Despite this foreboding, what matters are the posted results at the end of the day - not what the projections predict. And for Bumgarner and the D-Backs, those results have been exactly what the two sides hoped to see when he signed with his top choice back in the 2019 offseason. He’s been an anchoring presence on the mound and (I hope) been able to mentor some of the budding stars in the D-Backs rotation - especially Zac Gallen.

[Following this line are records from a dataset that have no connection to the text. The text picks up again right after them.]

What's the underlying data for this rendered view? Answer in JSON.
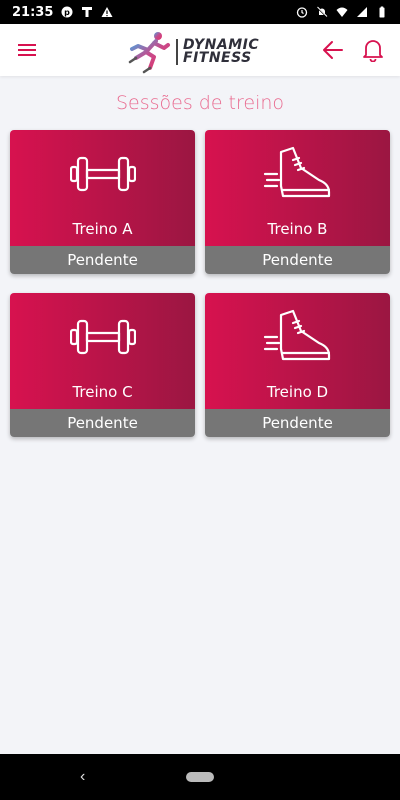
{
  "status_bar": {
    "time": "21:35",
    "left_icons": [
      "pinterest-icon",
      "t-notification-icon",
      "warning-icon"
    ],
    "right_icons": [
      "alarm-icon",
      "notifications-off-icon",
      "wifi-icon",
      "signal-icon",
      "battery-icon"
    ]
  },
  "header": {
    "menu_icon": "hamburger-menu-icon",
    "logo": {
      "line1": "DYNAMIC",
      "line2": "FITNESS"
    },
    "back_icon": "arrow-left-icon",
    "bell_icon": "bell-icon",
    "accent_color": "#d7124f"
  },
  "page": {
    "title": "Sessões de treino"
  },
  "sessions": [
    {
      "label": "Treino A",
      "status": "Pendente",
      "icon": "dumbbell-icon"
    },
    {
      "label": "Treino B",
      "status": "Pendente",
      "icon": "sneaker-icon"
    },
    {
      "label": "Treino C",
      "status": "Pendente",
      "icon": "dumbbell-icon"
    },
    {
      "label": "Treino D",
      "status": "Pendente",
      "icon": "sneaker-icon"
    }
  ],
  "nav_bar": {
    "back_icon": "nav-back-icon",
    "home_icon": "nav-home-pill-icon"
  }
}
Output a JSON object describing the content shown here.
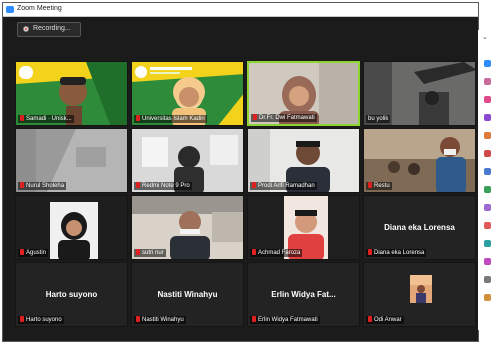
{
  "window": {
    "title": "Zoom Meeting"
  },
  "recording": {
    "label": "Recording..."
  },
  "tiles": [
    {
      "id": "semadi",
      "label": "Samadi · Unisk..."
    },
    {
      "id": "uniska",
      "label": "Universitas Islam Kadiri"
    },
    {
      "id": "dwi",
      "label": "Dr.Fr. Dwi Fatmawati"
    },
    {
      "id": "yolik",
      "label": "bu yolik"
    },
    {
      "id": "nur",
      "label": "Nurul Sholeha"
    },
    {
      "id": "redmi",
      "label": "Redmi Note 9 Pro"
    },
    {
      "id": "arif",
      "label": "Prodi Arifi Ramadhan"
    },
    {
      "id": "restu",
      "label": "Restu"
    },
    {
      "id": "agustin",
      "label": "Agustin"
    },
    {
      "id": "sutri",
      "label": "sutri nur"
    },
    {
      "id": "achmad",
      "label": "Achmad Faroza"
    },
    {
      "id": "diana",
      "label": "Diana eka Lorensa",
      "avatar": "Diana eka Lorensa"
    },
    {
      "id": "harto",
      "label": "Harto suyono",
      "avatar": "Harto suyono"
    },
    {
      "id": "nastiti",
      "label": "Nastiti Winahyu",
      "avatar": "Nastiti Winahyu"
    },
    {
      "id": "erlin",
      "label": "Erlin Widya Fatmawati",
      "avatar": "Erlin Widya Fat..."
    },
    {
      "id": "odi",
      "label": "Odi Anwar"
    }
  ],
  "banner": {
    "text": "Prosiding Ilmiah Nasional Universitas Islam Kadiri"
  },
  "colors": {
    "active_border": "#8dd430",
    "banner_green": "#2e8b3a",
    "banner_yellow": "#f2d21b",
    "mic_muted": "#e02020"
  }
}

In case it wasn’t obvious from my (admittedly arch) title, I am one of those D-Backs fans that is enjoying the current success of the team while also firmly believing that even if the team can prevent a 2021-level collapse, the roster isn’t currently deep enough to truly contend with the heavy hitters in the division, let alone the league as a whole. As a result, I am hopeful that Hazen & Co either stand pat - or more hopefully - continue to be sellers this year to further strengthen the roster overall. And at the moment, it’s hard to identify a better trade candidate on the D-Backs roster than Bumgarner himself: he’s over 30, has spectacular postseason experience, is under team control through 2024, and seems to have found new ways to get batters out in 2022.

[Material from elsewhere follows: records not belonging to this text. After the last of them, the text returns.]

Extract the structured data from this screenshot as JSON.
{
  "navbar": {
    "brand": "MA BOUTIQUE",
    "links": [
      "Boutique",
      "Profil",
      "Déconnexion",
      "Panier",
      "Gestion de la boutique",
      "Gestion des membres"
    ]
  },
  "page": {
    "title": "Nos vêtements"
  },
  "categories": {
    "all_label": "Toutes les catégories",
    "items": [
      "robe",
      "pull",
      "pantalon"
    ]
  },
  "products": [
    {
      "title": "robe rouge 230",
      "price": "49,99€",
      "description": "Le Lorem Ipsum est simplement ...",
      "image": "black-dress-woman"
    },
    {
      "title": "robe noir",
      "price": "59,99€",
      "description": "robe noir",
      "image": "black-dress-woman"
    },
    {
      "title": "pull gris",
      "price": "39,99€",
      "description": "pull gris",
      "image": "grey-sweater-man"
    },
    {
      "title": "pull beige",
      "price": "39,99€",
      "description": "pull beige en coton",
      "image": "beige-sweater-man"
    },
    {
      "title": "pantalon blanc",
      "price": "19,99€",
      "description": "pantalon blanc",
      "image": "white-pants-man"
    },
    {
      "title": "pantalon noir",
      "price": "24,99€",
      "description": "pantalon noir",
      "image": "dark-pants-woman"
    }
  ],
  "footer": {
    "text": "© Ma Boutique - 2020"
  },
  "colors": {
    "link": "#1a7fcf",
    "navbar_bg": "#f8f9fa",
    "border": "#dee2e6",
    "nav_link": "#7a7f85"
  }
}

On the buyer’s side of the market, it’s not difficult to identify any number of teams that need veteran starting pitching with postseason experience that can both mentor younger, up-and-coming pitchers, while also helping anchor a starting rotation through a postseason gauntlet. From the Mets (who just lost Max Scherzer for 6-8 weeks to go along with other injured starters) to the Angels who have had unlikely players take major steps forward, there are a number of contenders in the AL and NL who would jump at the chance to nab a veteran like Bumgarner. Of course, it could come down to the buyer’s ability to offer up the right combination of prospects to close the deal - especially as the D-Backs would likely look to further develop rotation depth to go alongside some of the position players making an impact now - here’s looking at you Alek Thomas!
HOWEVER, possibly putting a kibosh on any further speculation: the limited no-trade clause Bumgarner inserted into that 2019 contract. While the list of five teams wasn’t publicly released (at least as far as I can tell), the veteran would almost certainly have to be consulted before any trade could come to fruition. Unfortunately, this could be one of those decisions that makes more baseball sense while being personally repugnant as a fan of the D-Backs and Bumgarner himself.

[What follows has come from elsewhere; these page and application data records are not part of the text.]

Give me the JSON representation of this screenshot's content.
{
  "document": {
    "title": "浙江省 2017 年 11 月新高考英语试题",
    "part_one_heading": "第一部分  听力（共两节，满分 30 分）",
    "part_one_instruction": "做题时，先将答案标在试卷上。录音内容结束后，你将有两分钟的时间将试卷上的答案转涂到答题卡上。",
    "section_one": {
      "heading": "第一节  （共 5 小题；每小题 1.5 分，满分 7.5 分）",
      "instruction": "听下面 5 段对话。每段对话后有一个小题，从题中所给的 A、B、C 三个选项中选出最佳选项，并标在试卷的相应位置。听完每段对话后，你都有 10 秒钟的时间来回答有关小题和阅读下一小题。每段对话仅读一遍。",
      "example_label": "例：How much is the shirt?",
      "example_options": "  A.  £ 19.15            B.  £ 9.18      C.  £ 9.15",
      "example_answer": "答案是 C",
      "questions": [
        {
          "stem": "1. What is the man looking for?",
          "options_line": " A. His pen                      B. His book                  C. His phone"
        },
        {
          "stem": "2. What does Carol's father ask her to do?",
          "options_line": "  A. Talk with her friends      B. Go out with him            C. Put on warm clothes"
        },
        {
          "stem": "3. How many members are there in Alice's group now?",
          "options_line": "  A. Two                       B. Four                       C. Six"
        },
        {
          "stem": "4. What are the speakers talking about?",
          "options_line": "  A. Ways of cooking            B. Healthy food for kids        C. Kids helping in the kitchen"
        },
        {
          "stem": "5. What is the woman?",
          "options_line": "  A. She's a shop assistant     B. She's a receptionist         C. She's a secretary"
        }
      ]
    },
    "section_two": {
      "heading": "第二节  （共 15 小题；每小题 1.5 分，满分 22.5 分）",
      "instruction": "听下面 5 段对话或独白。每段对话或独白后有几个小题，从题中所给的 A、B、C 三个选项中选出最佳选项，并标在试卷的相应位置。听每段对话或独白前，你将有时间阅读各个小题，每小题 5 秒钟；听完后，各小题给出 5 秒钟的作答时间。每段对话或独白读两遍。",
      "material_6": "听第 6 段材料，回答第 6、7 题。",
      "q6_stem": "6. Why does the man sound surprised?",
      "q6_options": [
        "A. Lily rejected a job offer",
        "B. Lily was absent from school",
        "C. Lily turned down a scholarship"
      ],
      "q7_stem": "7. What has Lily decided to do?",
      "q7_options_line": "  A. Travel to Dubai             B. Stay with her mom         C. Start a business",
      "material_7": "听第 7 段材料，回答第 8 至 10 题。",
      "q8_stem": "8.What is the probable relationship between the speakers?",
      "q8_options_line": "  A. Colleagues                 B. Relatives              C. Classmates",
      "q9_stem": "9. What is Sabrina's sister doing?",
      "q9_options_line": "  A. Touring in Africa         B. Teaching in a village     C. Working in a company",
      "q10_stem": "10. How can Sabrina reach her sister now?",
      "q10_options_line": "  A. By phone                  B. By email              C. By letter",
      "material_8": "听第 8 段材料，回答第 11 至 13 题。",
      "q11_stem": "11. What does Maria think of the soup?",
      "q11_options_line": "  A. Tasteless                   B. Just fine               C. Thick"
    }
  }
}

It seems clear that he’s personally happy with the D-Backs (as much as MadBum ever seems happy) and may very well have turned a corner on the field as well. But at the same time, if an opportunity to improve the health of the franchise long-term were to present itself, it would be difficult to turn down from a pure baseball perspective - for the D-Backs or Bumgarner himself. For now however, let’s simply enjoy the ride and hope there aren’t any more staredowns from umpires.